Department of Philosophy, University of Houston, TX
Friday 1 March 2019 at 5 pm
Venue: Room 0502.1.229, Arcisstr. 21
Bestelmeyerbau 1st floor (next to Carl von Linde Auditorium).
Cameron Buckner, Department of Philosophy, University of Houston, TX, will present a public lecture on „The Comparative Psychology of Artificial Intelligence”:
This presentation will focus on the way anthropomorphism/anthropocentrism interface in the evaluation of deep learning neural networks, especially with the recent turn to using deep learning as models in cognitive neuroscience. Does their training require too many exemplars to be said to learn the way that humans and animals do? Are their operations forever opaque to human understanding?

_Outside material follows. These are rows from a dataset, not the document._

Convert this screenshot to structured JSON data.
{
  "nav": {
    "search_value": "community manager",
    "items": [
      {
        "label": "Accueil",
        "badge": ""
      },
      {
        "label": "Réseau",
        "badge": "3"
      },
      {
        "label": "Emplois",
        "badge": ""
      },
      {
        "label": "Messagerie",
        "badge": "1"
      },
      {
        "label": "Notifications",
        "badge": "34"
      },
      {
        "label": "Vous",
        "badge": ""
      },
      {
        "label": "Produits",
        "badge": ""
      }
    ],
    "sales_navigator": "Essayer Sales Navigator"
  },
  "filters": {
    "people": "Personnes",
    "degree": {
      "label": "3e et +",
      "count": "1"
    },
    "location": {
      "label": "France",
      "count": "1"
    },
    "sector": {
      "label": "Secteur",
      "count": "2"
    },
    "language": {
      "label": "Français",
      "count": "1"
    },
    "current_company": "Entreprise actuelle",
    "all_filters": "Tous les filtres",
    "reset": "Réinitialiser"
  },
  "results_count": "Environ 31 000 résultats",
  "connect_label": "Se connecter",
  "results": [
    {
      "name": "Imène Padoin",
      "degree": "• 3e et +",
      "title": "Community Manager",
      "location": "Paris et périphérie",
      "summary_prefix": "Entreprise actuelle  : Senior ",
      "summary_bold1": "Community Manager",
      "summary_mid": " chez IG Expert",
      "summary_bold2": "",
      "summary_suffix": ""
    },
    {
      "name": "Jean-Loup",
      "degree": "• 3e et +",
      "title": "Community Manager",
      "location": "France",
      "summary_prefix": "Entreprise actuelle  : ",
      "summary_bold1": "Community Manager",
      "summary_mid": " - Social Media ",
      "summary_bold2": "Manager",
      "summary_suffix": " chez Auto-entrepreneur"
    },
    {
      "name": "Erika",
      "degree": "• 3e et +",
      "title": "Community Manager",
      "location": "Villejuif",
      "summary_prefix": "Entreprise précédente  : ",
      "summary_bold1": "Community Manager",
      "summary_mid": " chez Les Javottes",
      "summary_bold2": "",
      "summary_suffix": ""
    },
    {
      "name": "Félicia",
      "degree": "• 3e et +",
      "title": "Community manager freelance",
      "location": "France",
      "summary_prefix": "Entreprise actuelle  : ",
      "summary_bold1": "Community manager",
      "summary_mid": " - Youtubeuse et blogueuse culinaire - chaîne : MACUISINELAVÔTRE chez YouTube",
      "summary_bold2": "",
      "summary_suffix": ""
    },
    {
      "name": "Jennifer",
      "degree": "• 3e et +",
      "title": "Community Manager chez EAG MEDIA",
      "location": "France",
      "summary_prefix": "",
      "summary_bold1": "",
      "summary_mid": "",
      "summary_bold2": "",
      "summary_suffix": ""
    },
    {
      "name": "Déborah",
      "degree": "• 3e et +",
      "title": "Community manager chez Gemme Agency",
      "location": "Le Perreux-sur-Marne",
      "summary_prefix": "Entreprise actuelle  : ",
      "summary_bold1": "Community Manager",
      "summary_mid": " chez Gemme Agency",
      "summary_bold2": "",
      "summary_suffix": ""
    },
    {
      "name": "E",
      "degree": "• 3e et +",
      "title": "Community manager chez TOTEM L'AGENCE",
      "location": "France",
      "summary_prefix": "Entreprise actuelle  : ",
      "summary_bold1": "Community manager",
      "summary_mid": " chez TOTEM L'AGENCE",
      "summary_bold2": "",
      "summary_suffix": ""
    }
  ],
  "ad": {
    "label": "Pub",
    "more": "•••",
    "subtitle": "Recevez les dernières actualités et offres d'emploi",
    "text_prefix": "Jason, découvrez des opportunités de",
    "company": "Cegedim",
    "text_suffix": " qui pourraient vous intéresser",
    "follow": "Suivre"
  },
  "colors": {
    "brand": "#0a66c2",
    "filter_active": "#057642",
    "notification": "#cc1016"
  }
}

Can their decisions be justified?
To take one example, researchers have begun using additional layers of machine learning produce verbal comments to “justify” the network’s decision on some particular exemplar. This method uses linear classifiers to correlate verbal reports recorded from human subjects (i.e. while playing a game) with network performance when it reaches a similar outcome in a similar situation. Concerns of anthropomorphism and anthropocentrism should be considered here, however, given that the justifications are generated ad hoc using powerful statistical methods, rather than playing a causal role in the networks’ “decisions”. But are human justifications much better? Much could be learned by reviewing methodological considerations from comparative psychology, which has long grappled withthe difficulty of fairly comparing different classes of mind. Such focus may also cut back against introspective justifications in human psychology, where there is similar evidence that verbal justifications are often ad hoc and do not play a causal role in the decision-making process.
This lecture is part of the interdisciplinary lecture series on contemporary issues in Artificial Intelligence hosted by the Digital Media Lab.
This event will be co-hosted by the Engineering Responsibility Lab at MCTS, and opens its own public lecture series.
Inquiries: Dr. Hajo Greif, firstname.lastname@example.org